SUPPORT GROUPS. One thing that many people experience after the loss of a loved one is a feeling of isolation. This feeling is even more common after a loss by suicide than one due to accident or illness. Suicide is difficult to discuss for many people and they find themselves literally at a loss for words that can be comforting or encouraging.
Walter and I didn’t discover the support group experience until about six weeks after Michelle’s death. We found it to be one of the most healing experiences we have had. It was a safe environment in which to speak about our personal experiences related to Michelle’s death and its aftermath. The important element for us, as suicide loss survivors, is to be in a group with other survivors. As Walter said in his recent post, “to lose a loved one to suicide is like no other loss in life.”
As time passed, we began attending a second group. Each of these groups meets twice a month. We grew in confidence in dealing with our emotions and found that we were able to help others in the same way. Our continued attendance in these groups was motivated as much by our desire to help others as it was to help ourselves.
Two things I think are helpful: First, find a group where you feel comfortable, where you feel safe in disclosing your feelings. Second, try to be consistent in your attendance, not only for your benefit but for the benefit of others in the group who count on seeing you and hearing your story.

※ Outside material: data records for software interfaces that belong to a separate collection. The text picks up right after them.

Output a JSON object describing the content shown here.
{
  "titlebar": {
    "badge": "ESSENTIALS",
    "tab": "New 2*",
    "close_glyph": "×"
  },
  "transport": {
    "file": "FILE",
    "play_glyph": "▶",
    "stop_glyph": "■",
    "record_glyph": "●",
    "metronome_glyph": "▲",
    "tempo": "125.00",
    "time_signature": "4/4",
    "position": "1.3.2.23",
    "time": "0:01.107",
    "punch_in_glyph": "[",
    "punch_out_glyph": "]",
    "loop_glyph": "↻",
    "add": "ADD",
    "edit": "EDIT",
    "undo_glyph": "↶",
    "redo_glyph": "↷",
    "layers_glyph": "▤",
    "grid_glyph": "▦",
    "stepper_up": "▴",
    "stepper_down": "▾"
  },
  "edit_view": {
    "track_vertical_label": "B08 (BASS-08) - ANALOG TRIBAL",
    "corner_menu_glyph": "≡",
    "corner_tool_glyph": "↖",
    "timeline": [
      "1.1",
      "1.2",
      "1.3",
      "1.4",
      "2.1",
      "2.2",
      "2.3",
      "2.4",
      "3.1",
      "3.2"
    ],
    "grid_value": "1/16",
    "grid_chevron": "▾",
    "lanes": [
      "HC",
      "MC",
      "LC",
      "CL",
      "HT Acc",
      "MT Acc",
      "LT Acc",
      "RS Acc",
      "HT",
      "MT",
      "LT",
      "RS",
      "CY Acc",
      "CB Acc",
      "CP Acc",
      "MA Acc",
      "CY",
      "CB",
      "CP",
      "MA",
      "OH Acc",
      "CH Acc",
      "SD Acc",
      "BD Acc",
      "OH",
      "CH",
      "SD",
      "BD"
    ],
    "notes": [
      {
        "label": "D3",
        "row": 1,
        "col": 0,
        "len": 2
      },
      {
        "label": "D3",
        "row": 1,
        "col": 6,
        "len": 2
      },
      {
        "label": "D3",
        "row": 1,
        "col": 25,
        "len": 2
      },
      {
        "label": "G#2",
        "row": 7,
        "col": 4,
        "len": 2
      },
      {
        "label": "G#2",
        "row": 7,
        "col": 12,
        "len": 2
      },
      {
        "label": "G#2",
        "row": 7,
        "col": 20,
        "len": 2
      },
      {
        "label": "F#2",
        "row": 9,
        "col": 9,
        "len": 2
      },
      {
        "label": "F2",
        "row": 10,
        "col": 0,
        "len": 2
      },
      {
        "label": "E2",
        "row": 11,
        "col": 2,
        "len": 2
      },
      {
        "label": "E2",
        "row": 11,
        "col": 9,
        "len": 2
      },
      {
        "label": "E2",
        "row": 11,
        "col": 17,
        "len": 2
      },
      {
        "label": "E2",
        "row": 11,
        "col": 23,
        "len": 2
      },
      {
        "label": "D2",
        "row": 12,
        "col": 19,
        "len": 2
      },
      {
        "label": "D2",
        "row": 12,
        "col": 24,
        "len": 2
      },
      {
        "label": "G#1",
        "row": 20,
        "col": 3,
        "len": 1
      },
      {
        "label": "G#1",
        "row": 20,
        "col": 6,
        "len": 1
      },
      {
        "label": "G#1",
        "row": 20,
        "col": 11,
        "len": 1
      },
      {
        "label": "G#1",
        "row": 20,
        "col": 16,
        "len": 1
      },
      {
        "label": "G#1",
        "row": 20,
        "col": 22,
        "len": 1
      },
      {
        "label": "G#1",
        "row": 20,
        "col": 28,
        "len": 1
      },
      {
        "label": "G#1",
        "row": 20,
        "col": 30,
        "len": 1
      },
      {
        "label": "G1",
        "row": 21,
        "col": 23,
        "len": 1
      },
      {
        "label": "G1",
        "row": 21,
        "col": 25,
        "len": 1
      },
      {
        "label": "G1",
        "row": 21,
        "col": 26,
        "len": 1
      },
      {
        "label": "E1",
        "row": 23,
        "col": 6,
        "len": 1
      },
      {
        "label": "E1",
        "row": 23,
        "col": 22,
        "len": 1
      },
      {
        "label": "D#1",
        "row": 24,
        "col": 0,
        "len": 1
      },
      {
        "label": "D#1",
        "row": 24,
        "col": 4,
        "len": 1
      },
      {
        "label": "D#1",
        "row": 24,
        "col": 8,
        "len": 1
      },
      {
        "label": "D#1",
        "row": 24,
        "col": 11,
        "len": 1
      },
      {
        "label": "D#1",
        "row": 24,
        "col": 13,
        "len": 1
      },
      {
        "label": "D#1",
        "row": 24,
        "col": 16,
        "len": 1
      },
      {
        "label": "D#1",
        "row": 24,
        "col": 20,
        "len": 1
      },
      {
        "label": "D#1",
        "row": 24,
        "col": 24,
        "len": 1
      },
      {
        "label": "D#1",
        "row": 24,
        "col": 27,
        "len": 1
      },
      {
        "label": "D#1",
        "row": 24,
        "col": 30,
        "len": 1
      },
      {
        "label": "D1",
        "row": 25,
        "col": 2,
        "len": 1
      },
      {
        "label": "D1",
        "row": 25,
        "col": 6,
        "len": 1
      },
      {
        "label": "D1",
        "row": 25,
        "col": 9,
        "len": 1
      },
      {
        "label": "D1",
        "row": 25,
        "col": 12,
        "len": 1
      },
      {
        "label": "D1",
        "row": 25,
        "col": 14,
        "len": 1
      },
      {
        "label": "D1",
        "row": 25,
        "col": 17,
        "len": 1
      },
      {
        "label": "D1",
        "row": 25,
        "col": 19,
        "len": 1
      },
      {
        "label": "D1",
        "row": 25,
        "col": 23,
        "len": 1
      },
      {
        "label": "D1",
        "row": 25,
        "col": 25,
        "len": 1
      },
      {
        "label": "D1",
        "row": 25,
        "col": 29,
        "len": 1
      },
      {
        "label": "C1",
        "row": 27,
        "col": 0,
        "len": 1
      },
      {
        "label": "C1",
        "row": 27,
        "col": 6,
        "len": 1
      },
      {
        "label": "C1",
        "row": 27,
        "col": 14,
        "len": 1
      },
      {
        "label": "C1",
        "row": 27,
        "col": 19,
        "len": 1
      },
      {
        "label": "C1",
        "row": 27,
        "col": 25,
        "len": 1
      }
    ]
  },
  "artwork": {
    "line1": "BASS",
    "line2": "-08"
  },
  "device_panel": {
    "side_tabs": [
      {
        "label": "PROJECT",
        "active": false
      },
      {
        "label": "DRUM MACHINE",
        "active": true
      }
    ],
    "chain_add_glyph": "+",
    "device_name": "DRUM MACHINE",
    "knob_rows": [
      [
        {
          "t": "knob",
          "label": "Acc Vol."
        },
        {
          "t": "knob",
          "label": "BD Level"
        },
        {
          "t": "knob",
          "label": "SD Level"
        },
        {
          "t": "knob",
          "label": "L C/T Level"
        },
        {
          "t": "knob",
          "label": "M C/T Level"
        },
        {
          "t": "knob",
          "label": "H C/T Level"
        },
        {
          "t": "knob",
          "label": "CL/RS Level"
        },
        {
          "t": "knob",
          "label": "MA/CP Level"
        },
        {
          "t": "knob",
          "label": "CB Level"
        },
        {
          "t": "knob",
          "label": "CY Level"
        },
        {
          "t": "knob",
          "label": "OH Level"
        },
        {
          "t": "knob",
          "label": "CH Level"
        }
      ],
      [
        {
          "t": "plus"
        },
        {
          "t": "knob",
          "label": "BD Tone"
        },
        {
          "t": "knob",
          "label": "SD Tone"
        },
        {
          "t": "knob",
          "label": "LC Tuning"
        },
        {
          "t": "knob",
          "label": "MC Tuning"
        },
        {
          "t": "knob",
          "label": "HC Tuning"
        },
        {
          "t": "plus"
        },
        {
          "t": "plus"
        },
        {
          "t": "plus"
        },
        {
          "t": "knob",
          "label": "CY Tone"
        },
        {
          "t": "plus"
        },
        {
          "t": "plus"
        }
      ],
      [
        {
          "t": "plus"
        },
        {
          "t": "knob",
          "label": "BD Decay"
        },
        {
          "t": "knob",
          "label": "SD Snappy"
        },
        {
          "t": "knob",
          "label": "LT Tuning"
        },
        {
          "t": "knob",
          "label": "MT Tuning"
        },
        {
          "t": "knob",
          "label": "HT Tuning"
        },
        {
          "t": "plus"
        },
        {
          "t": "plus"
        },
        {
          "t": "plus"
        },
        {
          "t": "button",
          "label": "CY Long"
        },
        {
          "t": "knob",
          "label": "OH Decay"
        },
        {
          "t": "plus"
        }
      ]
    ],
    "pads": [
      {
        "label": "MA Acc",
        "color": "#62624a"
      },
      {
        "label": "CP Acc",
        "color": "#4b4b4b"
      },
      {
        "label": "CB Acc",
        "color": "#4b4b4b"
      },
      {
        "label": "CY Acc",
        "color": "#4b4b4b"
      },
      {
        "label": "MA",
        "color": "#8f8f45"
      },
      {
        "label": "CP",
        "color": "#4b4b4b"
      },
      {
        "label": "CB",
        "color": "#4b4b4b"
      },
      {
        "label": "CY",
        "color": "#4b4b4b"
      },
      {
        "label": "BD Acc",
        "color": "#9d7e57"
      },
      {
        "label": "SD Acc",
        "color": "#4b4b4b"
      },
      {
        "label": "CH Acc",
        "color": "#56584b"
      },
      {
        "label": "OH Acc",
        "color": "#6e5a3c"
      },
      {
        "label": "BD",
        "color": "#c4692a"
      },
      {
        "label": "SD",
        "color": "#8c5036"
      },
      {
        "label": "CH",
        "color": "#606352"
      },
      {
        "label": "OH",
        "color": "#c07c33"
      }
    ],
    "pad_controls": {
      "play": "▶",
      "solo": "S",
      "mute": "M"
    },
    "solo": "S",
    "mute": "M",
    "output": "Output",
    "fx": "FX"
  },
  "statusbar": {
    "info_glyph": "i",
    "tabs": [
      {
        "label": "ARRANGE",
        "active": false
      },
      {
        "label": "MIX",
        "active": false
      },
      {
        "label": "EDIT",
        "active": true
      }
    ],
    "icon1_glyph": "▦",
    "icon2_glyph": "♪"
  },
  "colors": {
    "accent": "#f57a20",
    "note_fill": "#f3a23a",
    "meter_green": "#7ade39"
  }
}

Please refer to the “Support Groups” page here on our website, To Save Just One, for any group that may be ongoing in your area, as well as new groups that may be starting.